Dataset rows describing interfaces
--------------------------------------------------
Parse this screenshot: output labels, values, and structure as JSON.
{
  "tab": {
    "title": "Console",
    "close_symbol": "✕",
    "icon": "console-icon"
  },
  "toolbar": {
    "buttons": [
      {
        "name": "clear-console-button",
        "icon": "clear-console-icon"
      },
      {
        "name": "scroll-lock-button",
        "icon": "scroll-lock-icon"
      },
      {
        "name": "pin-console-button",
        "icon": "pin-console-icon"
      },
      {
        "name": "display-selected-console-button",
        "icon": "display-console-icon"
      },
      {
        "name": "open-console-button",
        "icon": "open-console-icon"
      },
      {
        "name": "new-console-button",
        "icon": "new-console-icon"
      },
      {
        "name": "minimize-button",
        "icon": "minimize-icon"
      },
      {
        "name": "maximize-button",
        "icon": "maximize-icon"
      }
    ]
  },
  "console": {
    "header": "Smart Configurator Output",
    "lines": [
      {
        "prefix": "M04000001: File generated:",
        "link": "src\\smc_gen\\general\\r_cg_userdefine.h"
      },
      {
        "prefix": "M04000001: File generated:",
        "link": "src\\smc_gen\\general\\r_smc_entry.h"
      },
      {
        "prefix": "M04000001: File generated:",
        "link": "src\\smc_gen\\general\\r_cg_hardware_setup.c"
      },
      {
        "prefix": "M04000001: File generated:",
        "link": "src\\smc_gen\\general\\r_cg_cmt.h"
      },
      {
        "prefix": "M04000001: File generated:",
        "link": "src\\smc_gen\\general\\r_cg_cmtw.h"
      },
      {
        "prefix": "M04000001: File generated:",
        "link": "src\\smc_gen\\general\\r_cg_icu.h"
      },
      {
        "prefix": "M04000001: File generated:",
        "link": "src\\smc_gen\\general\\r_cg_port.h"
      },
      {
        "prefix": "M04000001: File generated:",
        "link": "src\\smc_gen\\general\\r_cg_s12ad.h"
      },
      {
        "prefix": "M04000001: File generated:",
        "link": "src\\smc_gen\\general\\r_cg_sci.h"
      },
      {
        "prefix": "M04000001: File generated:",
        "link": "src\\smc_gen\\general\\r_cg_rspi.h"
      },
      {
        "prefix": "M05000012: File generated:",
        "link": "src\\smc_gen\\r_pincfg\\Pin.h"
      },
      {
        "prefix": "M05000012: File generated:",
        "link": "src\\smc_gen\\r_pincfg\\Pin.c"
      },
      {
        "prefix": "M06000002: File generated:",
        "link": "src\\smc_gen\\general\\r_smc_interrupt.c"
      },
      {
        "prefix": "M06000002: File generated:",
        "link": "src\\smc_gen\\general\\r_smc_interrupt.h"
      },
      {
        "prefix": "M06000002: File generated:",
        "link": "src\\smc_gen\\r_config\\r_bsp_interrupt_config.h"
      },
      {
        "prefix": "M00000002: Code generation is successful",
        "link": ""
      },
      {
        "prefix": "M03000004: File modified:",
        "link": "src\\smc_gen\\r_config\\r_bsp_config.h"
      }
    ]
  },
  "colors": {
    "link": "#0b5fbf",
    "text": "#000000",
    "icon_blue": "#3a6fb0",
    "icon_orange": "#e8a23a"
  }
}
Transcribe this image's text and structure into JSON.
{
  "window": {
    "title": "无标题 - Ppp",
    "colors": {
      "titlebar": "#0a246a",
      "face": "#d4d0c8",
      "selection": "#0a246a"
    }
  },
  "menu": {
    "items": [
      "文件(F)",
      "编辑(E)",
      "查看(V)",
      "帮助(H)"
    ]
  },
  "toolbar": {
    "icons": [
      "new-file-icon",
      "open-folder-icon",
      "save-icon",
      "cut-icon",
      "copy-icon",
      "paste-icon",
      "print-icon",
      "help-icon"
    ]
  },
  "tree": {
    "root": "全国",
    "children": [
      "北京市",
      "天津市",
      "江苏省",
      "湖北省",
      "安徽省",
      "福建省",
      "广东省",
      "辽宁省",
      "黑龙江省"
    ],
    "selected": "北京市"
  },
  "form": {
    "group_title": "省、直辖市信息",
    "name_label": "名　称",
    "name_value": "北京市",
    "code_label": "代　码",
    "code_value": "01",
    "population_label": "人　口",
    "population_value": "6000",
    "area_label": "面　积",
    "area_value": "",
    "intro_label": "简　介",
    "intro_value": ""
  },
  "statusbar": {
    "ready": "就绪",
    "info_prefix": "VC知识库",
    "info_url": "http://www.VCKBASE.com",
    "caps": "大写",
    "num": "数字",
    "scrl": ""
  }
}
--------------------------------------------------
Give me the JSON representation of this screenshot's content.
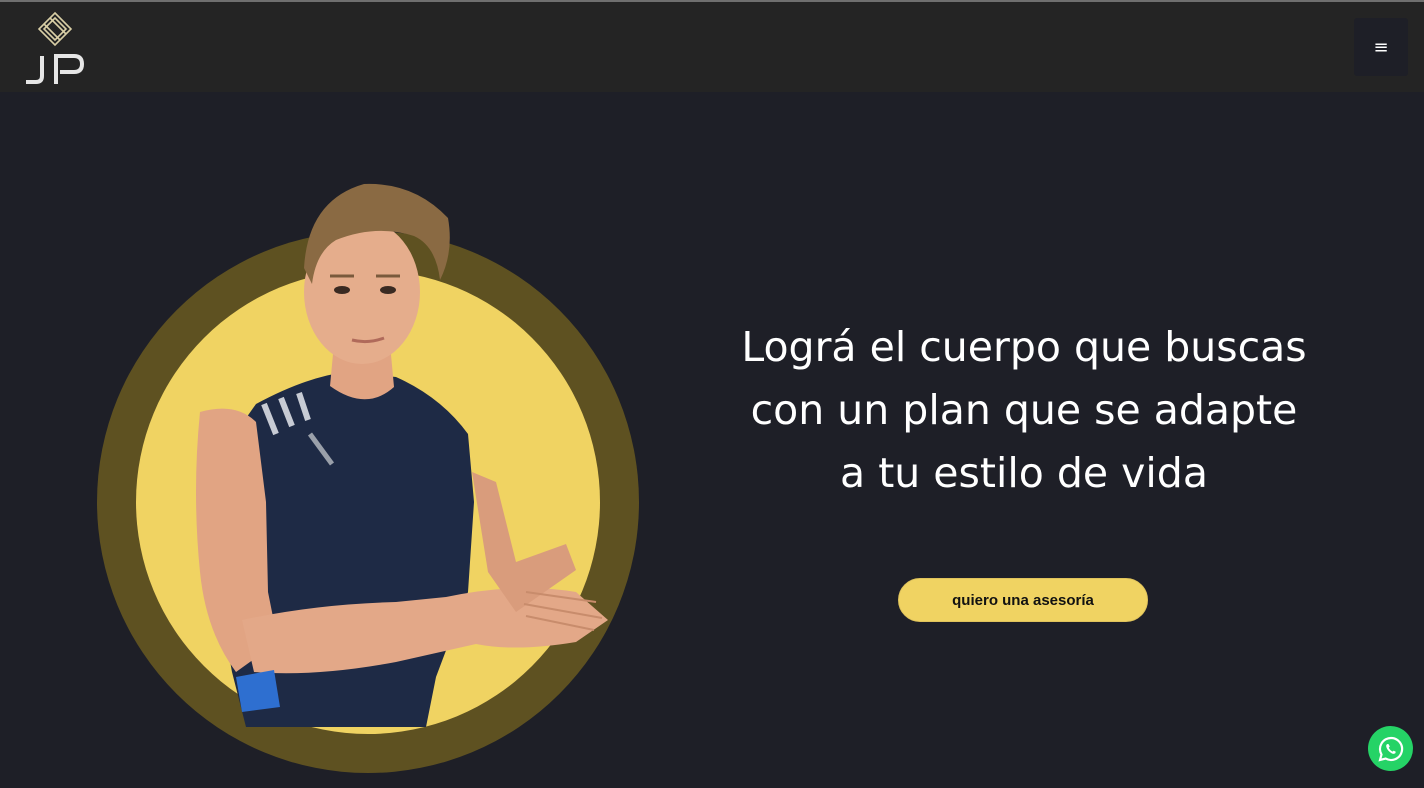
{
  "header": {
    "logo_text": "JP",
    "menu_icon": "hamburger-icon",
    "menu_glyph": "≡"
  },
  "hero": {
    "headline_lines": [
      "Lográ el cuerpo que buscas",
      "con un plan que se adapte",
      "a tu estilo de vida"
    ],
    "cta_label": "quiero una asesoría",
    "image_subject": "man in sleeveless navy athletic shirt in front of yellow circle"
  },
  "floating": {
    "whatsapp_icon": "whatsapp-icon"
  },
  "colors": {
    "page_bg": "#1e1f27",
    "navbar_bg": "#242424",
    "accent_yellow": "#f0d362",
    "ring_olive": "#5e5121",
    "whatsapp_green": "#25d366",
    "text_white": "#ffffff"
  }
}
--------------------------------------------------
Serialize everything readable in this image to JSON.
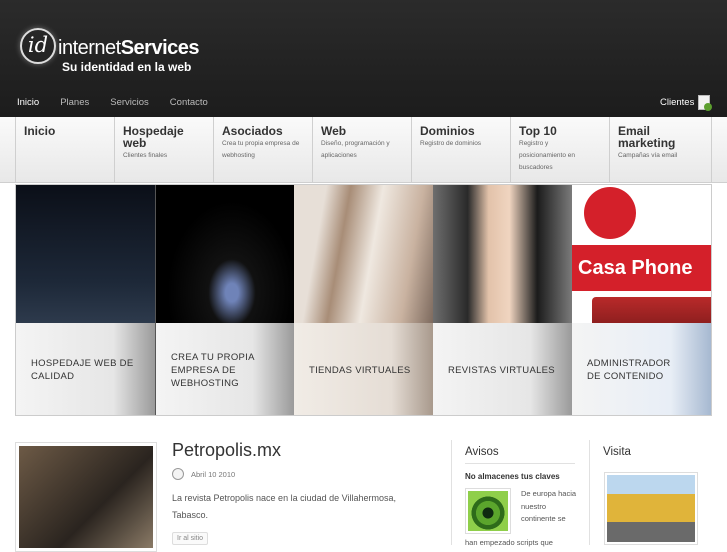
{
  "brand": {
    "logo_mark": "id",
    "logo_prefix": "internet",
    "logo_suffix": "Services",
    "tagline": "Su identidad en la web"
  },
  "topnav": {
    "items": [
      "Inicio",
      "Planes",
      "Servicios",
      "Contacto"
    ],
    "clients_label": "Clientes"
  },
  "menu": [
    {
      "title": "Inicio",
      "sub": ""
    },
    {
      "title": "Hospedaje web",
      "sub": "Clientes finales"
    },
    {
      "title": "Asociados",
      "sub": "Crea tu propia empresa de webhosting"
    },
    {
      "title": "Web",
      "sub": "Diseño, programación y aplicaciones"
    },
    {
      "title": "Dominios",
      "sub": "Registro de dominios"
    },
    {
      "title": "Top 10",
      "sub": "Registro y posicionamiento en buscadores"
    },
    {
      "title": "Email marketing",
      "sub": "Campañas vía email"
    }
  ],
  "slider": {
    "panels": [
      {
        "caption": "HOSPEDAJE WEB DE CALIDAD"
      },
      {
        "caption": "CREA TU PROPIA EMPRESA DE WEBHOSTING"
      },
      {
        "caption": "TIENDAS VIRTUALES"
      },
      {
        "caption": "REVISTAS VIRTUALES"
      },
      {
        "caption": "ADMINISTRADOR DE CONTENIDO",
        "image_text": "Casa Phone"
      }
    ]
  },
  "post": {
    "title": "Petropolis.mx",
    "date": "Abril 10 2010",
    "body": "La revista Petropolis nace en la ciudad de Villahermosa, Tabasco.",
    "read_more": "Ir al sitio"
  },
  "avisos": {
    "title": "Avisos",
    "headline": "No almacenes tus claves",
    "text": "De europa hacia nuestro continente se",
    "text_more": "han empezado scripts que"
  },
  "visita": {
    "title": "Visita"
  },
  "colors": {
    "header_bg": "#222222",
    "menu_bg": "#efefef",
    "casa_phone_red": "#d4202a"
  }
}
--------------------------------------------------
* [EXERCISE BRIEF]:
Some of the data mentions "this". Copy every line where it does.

* [SOLUTION TO THE PROBLEM]:
Parse this screenshot: output labels, values, and structure as JSON.
Transcribe this image's text and structure into JSON.
Give me the JSON representation of this screenshot's content.
Serialize everything readable in this image to JSON.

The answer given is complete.